# PROBLEM STATEMENT
A faithful, complete copy of the entries below is required, with images removed.

(Records contained in a dataset)
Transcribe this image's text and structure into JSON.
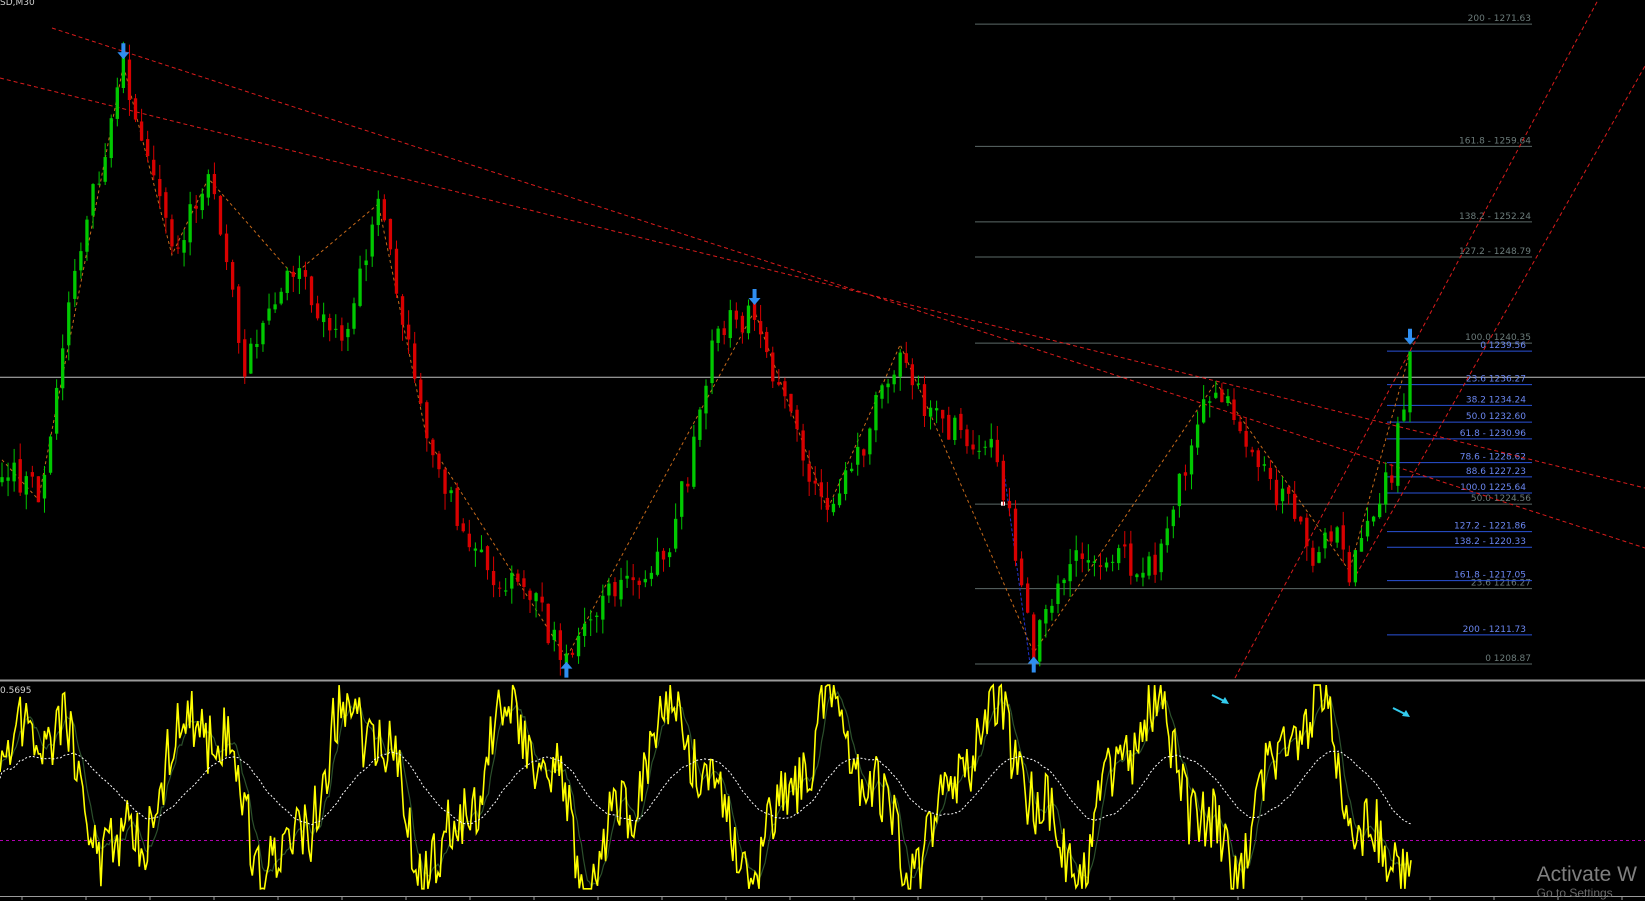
{
  "window": {
    "symbol_label": "SD,M30",
    "indicator_value": "0.5695"
  },
  "watermark": {
    "title": "Activate W",
    "subtitle": "Go to Settings"
  },
  "colors": {
    "background": "#000000",
    "bull_candle": "#00c800",
    "bear_candle": "#d80000",
    "trendline": "#d81c1c",
    "fib_grey": "#5d6a68",
    "fib_blue": "#2a52d8",
    "fib_text_grey": "#6b7b7a",
    "fib_text_blue": "#6a86f0",
    "arrow_blue": "#2f8ef0",
    "oscillator_main": "#ffff00",
    "oscillator_signal": "#ffffff",
    "oscillator_slow": "#2b4f2b",
    "level_line": "#b000b0",
    "divergence_arrow": "#33ccee"
  },
  "fib_grey_levels": [
    {
      "label": "200 - 1271.63",
      "price": 1271.63
    },
    {
      "label": "161.8 - 1259.64",
      "price": 1259.64
    },
    {
      "label": "138.2 - 1252.24",
      "price": 1252.24
    },
    {
      "label": "127.2 - 1248.79",
      "price": 1248.79
    },
    {
      "label": "100.0 1240.35",
      "price": 1240.35
    },
    {
      "label": "50.0 1224.56",
      "price": 1224.56
    },
    {
      "label": "23.6 1216.27",
      "price": 1216.27
    },
    {
      "label": "0 1208.87",
      "price": 1208.87
    }
  ],
  "fib_blue_levels": [
    {
      "label": "0 1239.56",
      "price": 1239.56
    },
    {
      "label": "23.6 1236.27",
      "price": 1236.27
    },
    {
      "label": "38.2 1234.24",
      "price": 1234.24
    },
    {
      "label": "50.0 1232.60",
      "price": 1232.6
    },
    {
      "label": "61.8 - 1230.96",
      "price": 1230.96
    },
    {
      "label": "78.6 - 1228.62",
      "price": 1228.62
    },
    {
      "label": "88.6 1227.23",
      "price": 1227.23
    },
    {
      "label": "100.0 1225.64",
      "price": 1225.64
    },
    {
      "label": "127.2 - 1221.86",
      "price": 1221.86
    },
    {
      "label": "138.2 - 1220.33",
      "price": 1220.33
    },
    {
      "label": "161.8 - 1217.05",
      "price": 1217.05
    },
    {
      "label": "200 - 1211.73",
      "price": 1211.73
    }
  ],
  "price_scale": {
    "y_min": 1207.5,
    "y_max": 1274.0
  },
  "current_price": 1237.0,
  "swing_points": [
    {
      "bar": 0,
      "price": 1228.9
    },
    {
      "bar": 6,
      "price": 1225.0
    },
    {
      "bar": 12,
      "price": 1247.5
    },
    {
      "bar": 20,
      "price": 1267.6
    },
    {
      "bar": 28,
      "price": 1249.0
    },
    {
      "bar": 34,
      "price": 1256.5
    },
    {
      "bar": 40,
      "price": 1238.0
    },
    {
      "bar": 48,
      "price": 1247.0
    },
    {
      "bar": 56,
      "price": 1241.0
    },
    {
      "bar": 62,
      "price": 1254.0
    },
    {
      "bar": 70,
      "price": 1231.0
    },
    {
      "bar": 78,
      "price": 1219.0
    },
    {
      "bar": 86,
      "price": 1216.0
    },
    {
      "bar": 93,
      "price": 1209.5
    },
    {
      "bar": 101,
      "price": 1216.5
    },
    {
      "bar": 110,
      "price": 1219.5
    },
    {
      "bar": 118,
      "price": 1242.0
    },
    {
      "bar": 124,
      "price": 1243.5
    },
    {
      "bar": 130,
      "price": 1232.0
    },
    {
      "bar": 136,
      "price": 1224.0
    },
    {
      "bar": 142,
      "price": 1231.0
    },
    {
      "bar": 148,
      "price": 1240.2
    },
    {
      "bar": 153,
      "price": 1233.0
    },
    {
      "bar": 158,
      "price": 1231.5
    },
    {
      "bar": 164,
      "price": 1229.5
    },
    {
      "bar": 170,
      "price": 1210.0
    },
    {
      "bar": 177,
      "price": 1221.0
    },
    {
      "bar": 184,
      "price": 1219.0
    },
    {
      "bar": 190,
      "price": 1218.5
    },
    {
      "bar": 195,
      "price": 1228.5
    },
    {
      "bar": 200,
      "price": 1236.5
    },
    {
      "bar": 206,
      "price": 1228.5
    },
    {
      "bar": 212,
      "price": 1224.0
    },
    {
      "bar": 216,
      "price": 1219.5
    },
    {
      "bar": 219,
      "price": 1222.0
    },
    {
      "bar": 222,
      "price": 1218.0
    },
    {
      "bar": 226,
      "price": 1225.0
    },
    {
      "bar": 229,
      "price": 1227.5
    },
    {
      "bar": 232,
      "price": 1239.5
    }
  ],
  "bar_count": 233
}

# ANSWER TO THE PROBLEM
Transcribe this image's text and structure into JSON.
{
  "window": {
    "symbol_label": "SD,M30",
    "indicator_value": "0.5695"
  },
  "watermark": {
    "title": "Activate W",
    "subtitle": "Go to Settings"
  },
  "colors": {
    "background": "#000000",
    "bull_candle": "#00c800",
    "bear_candle": "#d80000",
    "trendline": "#d81c1c",
    "fib_grey": "#5d6a68",
    "fib_blue": "#2a52d8",
    "fib_text_grey": "#6b7b7a",
    "fib_text_blue": "#6a86f0",
    "arrow_blue": "#2f8ef0",
    "oscillator_main": "#ffff00",
    "oscillator_signal": "#ffffff",
    "oscillator_slow": "#2b4f2b",
    "level_line": "#b000b0",
    "divergence_arrow": "#33ccee"
  },
  "fib_grey_levels": [
    {
      "label": "200 - 1271.63",
      "price": 1271.63
    },
    {
      "label": "161.8 - 1259.64",
      "price": 1259.64
    },
    {
      "label": "138.2 - 1252.24",
      "price": 1252.24
    },
    {
      "label": "127.2 - 1248.79",
      "price": 1248.79
    },
    {
      "label": "100.0 1240.35",
      "price": 1240.35
    },
    {
      "label": "50.0 1224.56",
      "price": 1224.56
    },
    {
      "label": "23.6 1216.27",
      "price": 1216.27
    },
    {
      "label": "0 1208.87",
      "price": 1208.87
    }
  ],
  "fib_blue_levels": [
    {
      "label": "0 1239.56",
      "price": 1239.56
    },
    {
      "label": "23.6 1236.27",
      "price": 1236.27
    },
    {
      "label": "38.2 1234.24",
      "price": 1234.24
    },
    {
      "label": "50.0 1232.60",
      "price": 1232.6
    },
    {
      "label": "61.8 - 1230.96",
      "price": 1230.96
    },
    {
      "label": "78.6 - 1228.62",
      "price": 1228.62
    },
    {
      "label": "88.6 1227.23",
      "price": 1227.23
    },
    {
      "label": "100.0 1225.64",
      "price": 1225.64
    },
    {
      "label": "127.2 - 1221.86",
      "price": 1221.86
    },
    {
      "label": "138.2 - 1220.33",
      "price": 1220.33
    },
    {
      "label": "161.8 - 1217.05",
      "price": 1217.05
    },
    {
      "label": "200 - 1211.73",
      "price": 1211.73
    }
  ],
  "price_scale": {
    "y_min": 1207.5,
    "y_max": 1274.0
  },
  "current_price": 1237.0,
  "swing_points": [
    {
      "bar": 0,
      "price": 1228.9
    },
    {
      "bar": 6,
      "price": 1225.0
    },
    {
      "bar": 12,
      "price": 1247.5
    },
    {
      "bar": 20,
      "price": 1267.6
    },
    {
      "bar": 28,
      "price": 1249.0
    },
    {
      "bar": 34,
      "price": 1256.5
    },
    {
      "bar": 40,
      "price": 1238.0
    },
    {
      "bar": 48,
      "price": 1247.0
    },
    {
      "bar": 56,
      "price": 1241.0
    },
    {
      "bar": 62,
      "price": 1254.0
    },
    {
      "bar": 70,
      "price": 1231.0
    },
    {
      "bar": 78,
      "price": 1219.0
    },
    {
      "bar": 86,
      "price": 1216.0
    },
    {
      "bar": 93,
      "price": 1209.5
    },
    {
      "bar": 101,
      "price": 1216.5
    },
    {
      "bar": 110,
      "price": 1219.5
    },
    {
      "bar": 118,
      "price": 1242.0
    },
    {
      "bar": 124,
      "price": 1243.5
    },
    {
      "bar": 130,
      "price": 1232.0
    },
    {
      "bar": 136,
      "price": 1224.0
    },
    {
      "bar": 142,
      "price": 1231.0
    },
    {
      "bar": 148,
      "price": 1240.2
    },
    {
      "bar": 153,
      "price": 1233.0
    },
    {
      "bar": 158,
      "price": 1231.5
    },
    {
      "bar": 164,
      "price": 1229.5
    },
    {
      "bar": 170,
      "price": 1210.0
    },
    {
      "bar": 177,
      "price": 1221.0
    },
    {
      "bar": 184,
      "price": 1219.0
    },
    {
      "bar": 190,
      "price": 1218.5
    },
    {
      "bar": 195,
      "price": 1228.5
    },
    {
      "bar": 200,
      "price": 1236.5
    },
    {
      "bar": 206,
      "price": 1228.5
    },
    {
      "bar": 212,
      "price": 1224.0
    },
    {
      "bar": 216,
      "price": 1219.5
    },
    {
      "bar": 219,
      "price": 1222.0
    },
    {
      "bar": 222,
      "price": 1218.0
    },
    {
      "bar": 226,
      "price": 1225.0
    },
    {
      "bar": 229,
      "price": 1227.5
    },
    {
      "bar": 232,
      "price": 1239.5
    }
  ],
  "bar_count": 233
}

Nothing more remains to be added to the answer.